> **Task instructions**: Repeat each line of the material word for word.

> **Given data**:
◇ ◇ ◇ ◇

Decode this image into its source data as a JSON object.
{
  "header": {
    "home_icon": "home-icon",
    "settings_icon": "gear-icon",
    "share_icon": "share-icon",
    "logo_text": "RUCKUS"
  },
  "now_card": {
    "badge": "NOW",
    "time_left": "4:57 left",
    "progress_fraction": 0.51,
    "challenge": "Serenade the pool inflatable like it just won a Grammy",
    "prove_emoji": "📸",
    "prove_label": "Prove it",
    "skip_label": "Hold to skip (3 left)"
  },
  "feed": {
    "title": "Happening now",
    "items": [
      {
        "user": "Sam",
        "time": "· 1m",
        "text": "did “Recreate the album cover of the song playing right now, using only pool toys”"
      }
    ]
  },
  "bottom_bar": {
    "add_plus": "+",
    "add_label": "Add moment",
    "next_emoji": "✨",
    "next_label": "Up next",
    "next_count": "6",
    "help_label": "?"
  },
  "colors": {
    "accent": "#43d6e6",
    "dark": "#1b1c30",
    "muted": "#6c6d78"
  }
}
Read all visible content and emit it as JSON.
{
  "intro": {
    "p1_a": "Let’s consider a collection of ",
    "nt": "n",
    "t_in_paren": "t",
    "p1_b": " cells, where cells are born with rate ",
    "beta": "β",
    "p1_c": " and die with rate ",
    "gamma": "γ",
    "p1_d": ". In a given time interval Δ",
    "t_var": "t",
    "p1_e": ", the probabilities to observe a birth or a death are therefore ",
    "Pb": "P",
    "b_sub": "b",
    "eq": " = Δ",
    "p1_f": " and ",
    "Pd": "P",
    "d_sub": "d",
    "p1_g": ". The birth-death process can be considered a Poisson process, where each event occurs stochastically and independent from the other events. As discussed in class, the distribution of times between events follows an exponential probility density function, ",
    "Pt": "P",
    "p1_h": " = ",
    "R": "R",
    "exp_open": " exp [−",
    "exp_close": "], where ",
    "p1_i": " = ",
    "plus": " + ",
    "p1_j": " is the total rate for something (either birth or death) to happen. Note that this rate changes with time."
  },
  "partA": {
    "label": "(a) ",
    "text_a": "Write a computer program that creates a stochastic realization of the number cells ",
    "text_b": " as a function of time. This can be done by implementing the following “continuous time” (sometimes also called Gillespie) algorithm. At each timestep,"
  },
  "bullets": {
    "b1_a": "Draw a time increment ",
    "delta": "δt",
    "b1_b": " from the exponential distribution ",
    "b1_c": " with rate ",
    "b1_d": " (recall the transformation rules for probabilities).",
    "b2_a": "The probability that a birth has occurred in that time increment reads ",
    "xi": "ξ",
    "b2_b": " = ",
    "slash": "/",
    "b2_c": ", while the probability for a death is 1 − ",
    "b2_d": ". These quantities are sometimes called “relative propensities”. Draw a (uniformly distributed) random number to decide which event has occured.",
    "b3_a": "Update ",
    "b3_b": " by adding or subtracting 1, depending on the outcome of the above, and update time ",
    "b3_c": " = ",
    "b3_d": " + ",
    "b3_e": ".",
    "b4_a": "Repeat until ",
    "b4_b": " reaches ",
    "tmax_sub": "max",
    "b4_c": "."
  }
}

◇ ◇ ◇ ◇

> **Task answer**:
Decode this image into its source data as a JSON object.
{
  "header": {
    "home_icon": "home-icon",
    "settings_icon": "gear-icon",
    "share_icon": "share-icon",
    "logo_text": "RUCKUS"
  },
  "now_card": {
    "badge": "NOW",
    "time_left": "4:57 left",
    "progress_fraction": 0.51,
    "challenge": "Serenade the pool inflatable like it just won a Grammy",
    "prove_emoji": "📸",
    "prove_label": "Prove it",
    "skip_label": "Hold to skip (3 left)"
  },
  "feed": {
    "title": "Happening now",
    "items": [
      {
        "user": "Sam",
        "time": "· 1m",
        "text": "did “Recreate the album cover of the song playing right now, using only pool toys”"
      }
    ]
  },
  "bottom_bar": {
    "add_plus": "+",
    "add_label": "Add moment",
    "next_emoji": "✨",
    "next_label": "Up next",
    "next_count": "6",
    "help_label": "?"
  },
  "colors": {
    "accent": "#43d6e6",
    "dark": "#1b1c30",
    "muted": "#6c6d78"
  }
}
Read all visible content and emit it as JSON.
{
  "intro": {
    "p1_a": "Let’s consider a collection of ",
    "nt": "n",
    "t_in_paren": "t",
    "p1_b": " cells, where cells are born with rate ",
    "beta": "β",
    "p1_c": " and die with rate ",
    "gamma": "γ",
    "p1_d": ". In a given time interval Δ",
    "t_var": "t",
    "p1_e": ", the probabilities to observe a birth or a death are therefore ",
    "Pb": "P",
    "b_sub": "b",
    "eq": " = Δ",
    "p1_f": " and ",
    "Pd": "P",
    "d_sub": "d",
    "p1_g": ". The birth-death process can be considered a Poisson process, where each event occurs stochastically and independent from the other events. As discussed in class, the distribution of times between events follows an exponential probility density function, ",
    "Pt": "P",
    "p1_h": " = ",
    "R": "R",
    "exp_open": " exp [−",
    "exp_close": "], where ",
    "p1_i": " = ",
    "plus": " + ",
    "p1_j": " is the total rate for something (either birth or death) to happen. Note that this rate changes with time."
  },
  "partA": {
    "label": "(a) ",
    "text_a": "Write a computer program that creates a stochastic realization of the number cells ",
    "text_b": " as a function of time. This can be done by implementing the following “continuous time” (sometimes also called Gillespie) algorithm. At each timestep,"
  },
  "bullets": {
    "b1_a": "Draw a time increment ",
    "delta": "δt",
    "b1_b": " from the exponential distribution ",
    "b1_c": " with rate ",
    "b1_d": " (recall the transformation rules for probabilities).",
    "b2_a": "The probability that a birth has occurred in that time increment reads ",
    "xi": "ξ",
    "b2_b": " = ",
    "slash": "/",
    "b2_c": ", while the probability for a death is 1 − ",
    "b2_d": ". These quantities are sometimes called “relative propensities”. Draw a (uniformly distributed) random number to decide which event has occured.",
    "b3_a": "Update ",
    "b3_b": " by adding or subtracting 1, depending on the outcome of the above, and update time ",
    "b3_c": " = ",
    "b3_d": " + ",
    "b3_e": ".",
    "b4_a": "Repeat until ",
    "b4_b": " reaches ",
    "tmax_sub": "max",
    "b4_c": "."
  }
}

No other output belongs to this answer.